Oh, you’re going to hear it over and over. This is the tenth anniversary of the iPhone, considered the first modern smartphone. You’ll hear about how phones used to have physical buttons, how you couldn’t get on the internet before the iPhone, how the iPhone changed everything.
And let me say up front that I’m an Apple guy. I like a lot about Apple, which is why I’m supercritical when they don’t live up to expectations (as I feel they didn’t in 2016.) I’m also old enough to remember what 2007 was really like and I’m not likely to believe the revisionist hype that’s come along in the meantime. I’m writing this article a little in advance of the actual release date (which the internet says was January 7) so you can have it on hand when everyone starts to gush.
The first iPhone wasn’t a very good phone.
People forget that the first iPhone was just not that great at making calls. At that time, AT&T’s voice network was seriously lacking in major cities, and the phone itself didn’t have as strong of an antenna as larger competitors. This continued to be a problem for Apple for years, until it was able to work with other carriers, until AT&T built a better network (which they did) and until they finally figured out how to put the antenna where people wouldn’t short it out. That all took about four years.
The first iPhone wasn’t a very good smartphone, either.
At a time when competitors like Blackberry could use 3G internet (which wasn’t even that fast) the iPhone couldn’t. It could barely keep up with loading web pages, even mobile ones. It wasn’t until about 18 months later when the iPhone 3G came out that it was as fast as the competition. Also, believe it or not back in 2007 Blackberry had cloud-based contacts and calendar management. iPhones didn’t. If you wanted to back up your important information, you needed a PC and you needed to actually do something.
The first iPhone wasn’t good at email, either.
While Apple did streamine the process for the popular home email providers like Yahoo and Gmail, it couldn’t handle work-based Exchange email at all. Setting up email accounts on an iPhone is still no walk in the park because you have to type server names and passwords perfectly on a tiny keyboard. And with the passwords, you need to type them blind. That’s fun, right?
Any color you want, as long as it’s black.
Throughout most of the 2000s, people swapped the external cases of their phones and made them special. iPhones not only had sealed cases, you couldn’t even change the background screen for the first couple of years. That meant your phone looked just like everyone else’s. Without a place to buy or load ringtones, it sounded just like everyone else’s, too.

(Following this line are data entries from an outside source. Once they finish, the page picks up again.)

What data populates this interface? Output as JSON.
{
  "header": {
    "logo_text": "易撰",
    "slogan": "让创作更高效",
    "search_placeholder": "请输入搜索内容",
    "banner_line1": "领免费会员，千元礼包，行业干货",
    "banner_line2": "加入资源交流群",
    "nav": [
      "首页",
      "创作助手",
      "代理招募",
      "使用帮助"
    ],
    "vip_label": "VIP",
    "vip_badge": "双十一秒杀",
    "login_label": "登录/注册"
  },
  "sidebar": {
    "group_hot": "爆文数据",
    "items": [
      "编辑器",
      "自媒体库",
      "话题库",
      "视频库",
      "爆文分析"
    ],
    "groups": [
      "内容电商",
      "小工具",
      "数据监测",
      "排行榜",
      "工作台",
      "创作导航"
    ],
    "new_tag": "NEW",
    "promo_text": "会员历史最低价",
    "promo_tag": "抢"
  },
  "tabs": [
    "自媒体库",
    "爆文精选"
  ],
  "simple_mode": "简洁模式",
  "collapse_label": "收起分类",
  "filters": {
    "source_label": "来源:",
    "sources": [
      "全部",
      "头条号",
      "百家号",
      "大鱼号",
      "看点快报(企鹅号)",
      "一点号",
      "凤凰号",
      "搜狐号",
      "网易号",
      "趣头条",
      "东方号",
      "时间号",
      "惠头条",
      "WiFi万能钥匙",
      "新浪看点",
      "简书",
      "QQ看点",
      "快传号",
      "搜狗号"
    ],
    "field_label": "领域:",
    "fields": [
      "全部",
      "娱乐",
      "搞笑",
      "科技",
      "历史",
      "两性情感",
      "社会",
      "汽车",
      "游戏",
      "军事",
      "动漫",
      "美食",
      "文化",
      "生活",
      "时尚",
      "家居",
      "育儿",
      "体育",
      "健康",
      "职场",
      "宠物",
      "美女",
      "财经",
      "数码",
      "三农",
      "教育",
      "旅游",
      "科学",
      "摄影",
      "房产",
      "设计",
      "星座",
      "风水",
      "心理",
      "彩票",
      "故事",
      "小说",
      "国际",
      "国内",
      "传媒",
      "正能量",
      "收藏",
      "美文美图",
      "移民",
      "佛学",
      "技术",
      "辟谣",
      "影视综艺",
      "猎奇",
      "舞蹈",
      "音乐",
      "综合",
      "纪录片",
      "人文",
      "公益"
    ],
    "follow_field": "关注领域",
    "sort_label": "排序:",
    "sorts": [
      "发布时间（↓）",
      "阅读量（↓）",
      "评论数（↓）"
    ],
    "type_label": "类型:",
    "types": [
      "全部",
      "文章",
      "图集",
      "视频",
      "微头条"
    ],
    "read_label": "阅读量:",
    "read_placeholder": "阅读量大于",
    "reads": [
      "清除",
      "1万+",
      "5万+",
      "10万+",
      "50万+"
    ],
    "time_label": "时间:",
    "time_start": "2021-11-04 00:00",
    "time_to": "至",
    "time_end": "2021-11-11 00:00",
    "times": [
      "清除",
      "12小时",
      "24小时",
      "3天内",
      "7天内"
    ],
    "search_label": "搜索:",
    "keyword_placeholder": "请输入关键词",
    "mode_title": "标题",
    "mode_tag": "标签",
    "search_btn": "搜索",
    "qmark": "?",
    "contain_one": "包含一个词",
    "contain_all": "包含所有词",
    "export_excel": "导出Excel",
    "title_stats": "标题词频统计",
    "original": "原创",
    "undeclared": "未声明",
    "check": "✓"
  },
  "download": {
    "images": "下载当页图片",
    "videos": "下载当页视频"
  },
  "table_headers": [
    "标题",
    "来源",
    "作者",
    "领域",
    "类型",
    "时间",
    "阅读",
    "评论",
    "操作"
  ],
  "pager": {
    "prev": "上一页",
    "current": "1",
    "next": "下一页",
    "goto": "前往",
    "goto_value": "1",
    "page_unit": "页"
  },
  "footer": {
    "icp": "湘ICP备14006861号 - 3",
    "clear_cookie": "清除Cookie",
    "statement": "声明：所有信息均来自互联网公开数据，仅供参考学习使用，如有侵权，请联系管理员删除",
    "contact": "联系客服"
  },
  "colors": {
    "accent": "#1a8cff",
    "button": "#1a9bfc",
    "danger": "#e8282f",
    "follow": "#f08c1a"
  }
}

Apps? What’s an app?
Back in 2007, the three big smartphone operating systems — Windows Mobile, Blackberry, and Palm — all let you load apps onto your phone. You had to do it through a cable connected to your computer but that’s not the point. There was a lot of expandability back then. I knew a guy back in 2006 who was controlling Linux servers over SSH using his Blackberry. The iPhone couldn’t do that. Hey, even Nokia dumbphones had that snake game, and iPhones, had… nothing. Sure, the largest app store in the history of humanity showed up a while later but back in 2007 it was Apple’s way or the highway, and Apple’s way had no apps.
Look, I’ll agree with the upcoming wave of hype. In terms of usability (for the things it actually did), the iPhone was head and shoulders ahead of the Blackberry, which was its biggest rival at the time. Instead of tiny physical keys which made dialing difficult, the big screen gave you big virtual buttons. You could look at pictures, watch YouTube videos (which was still a fairly new thing) and it had a decent selection of built-in capabilities that worked well. No question, when you look at pretty much every phone out there today, there’s no mistaking the lineage; no matter who makes your phone now it’s probably a big slab with a glass front. That was all Apple’s idea.
Just don’t forget, the original iPhone wasn’t all that special back then. By today’s standards, of course, it’s pitiful; slow internet, no storage, no apps… but even then, even by 2007 standards, it was a lot of hype without a lot of perfomance.
Looking at the iPhone 7… maybe things haven’t changed as much as you’d think.